Here's an example from my OWN first draft of LAYLA AND THE HALF BLOOD HARPIES that I can ninja-kick apart. *flips through first draft* OH, THE EXPOSITION. (Tip: avoid exposition in anything you want people to read EVER.) Anyway. Snippet:
"Um, it's fine. Sort of."
He smiles a fraction at my lack of conviction. "Sort of, huh?" He thinks for a second. "Not a day goes by where I miss that."
I raise my eyebrows, and jealousy colors my voice. "Lucky you."One: don't explain WHY characters are doing what they're doing.
Two: what the characters say and do should eliminate the NEED for any explaining.
"It's . . . fine."
"You sound so convinced." His lips twist. "Can't say I miss any of that."
My eyes narrow. "You suck."(Okay. That's still not awesome. My first draft is un-salvageable, I'm thinking.)
*Tip: Next time you're out, LISTEN to the conversations around you. No brainer, right? Yeah. Except it took me until a month into a creative writing class to do that actively.
*Always Tip: Read. A lot. You'll find out for yourself what's "good" and what makes you wanna smack yourself in the brain-region.

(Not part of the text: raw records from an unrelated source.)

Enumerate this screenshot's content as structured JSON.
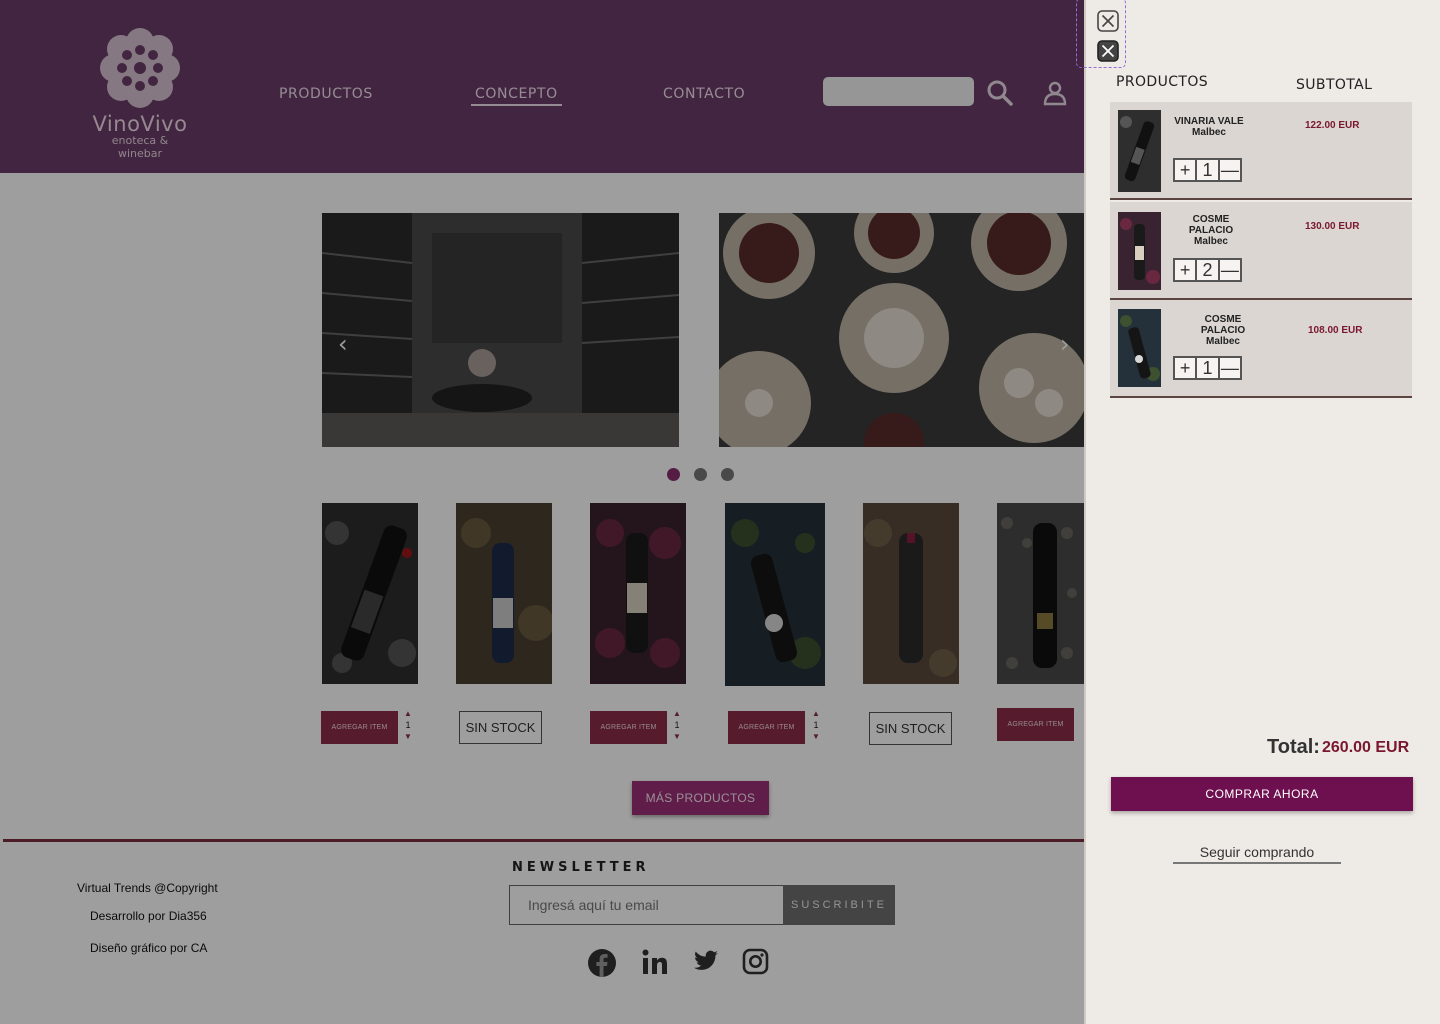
{
  "brand": {
    "name": "VinoVivo",
    "tagline": "enoteca & winebar"
  },
  "nav": {
    "items": [
      "PRODUCTOS",
      "CONCEPTO",
      "CONTACTO"
    ],
    "active": "CONCEPTO"
  },
  "carousel": {
    "prev": "‹",
    "next": "›",
    "slides": 3,
    "active_slide": 1
  },
  "products": [
    {
      "action": "AGREGAR ITEM",
      "qty": "1",
      "in_stock": true
    },
    {
      "action": "SIN STOCK",
      "in_stock": false
    },
    {
      "action": "AGREGAR ITEM",
      "qty": "1",
      "in_stock": true
    },
    {
      "action": "AGREGAR ITEM",
      "qty": "1",
      "in_stock": true
    },
    {
      "action": "SIN STOCK",
      "in_stock": false
    },
    {
      "action": "AGREGAR ITEM",
      "in_stock": true
    }
  ],
  "more_button": "MÁS PRODUCTOS",
  "footer": {
    "copyright": "Virtual Trends @Copyright",
    "dev": "Desarrollo por Dia356",
    "design": "Diseño gráfico por CA",
    "newsletter_title": "NEWSLETTER",
    "email_placeholder": "Ingresá aquí tu email",
    "subscribe": "SUSCRIBITE",
    "social": [
      "facebook-icon",
      "linkedin-icon",
      "twitter-icon",
      "instagram-icon"
    ]
  },
  "cart": {
    "col_products": "PRODUCTOS",
    "col_subtotal": "SUBTOTAL",
    "items": [
      {
        "name": "VINARIA VALE",
        "variety": "Malbec",
        "price": "122.00 EUR",
        "qty": "1"
      },
      {
        "name": "COSME PALACIO",
        "variety": "Malbec",
        "price": "130.00 EUR",
        "qty": "2"
      },
      {
        "name": "COSME PALACIO",
        "variety": "Malbec",
        "price": "108.00 EUR",
        "qty": "1"
      }
    ],
    "stepper_plus": "+",
    "stepper_minus": "—",
    "total_label": "Total:",
    "total_value": "260.00 EUR",
    "buy": "COMPRAR  AHORA",
    "continue": "Seguir comprando"
  },
  "colors": {
    "header": "#6b3d68",
    "accent": "#6e0f4f",
    "wine": "#7a1730",
    "drawer": "#eeeae5"
  }
}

And First Draft will find it's way back into the dark, spidery file cabinet for now. Back to writing!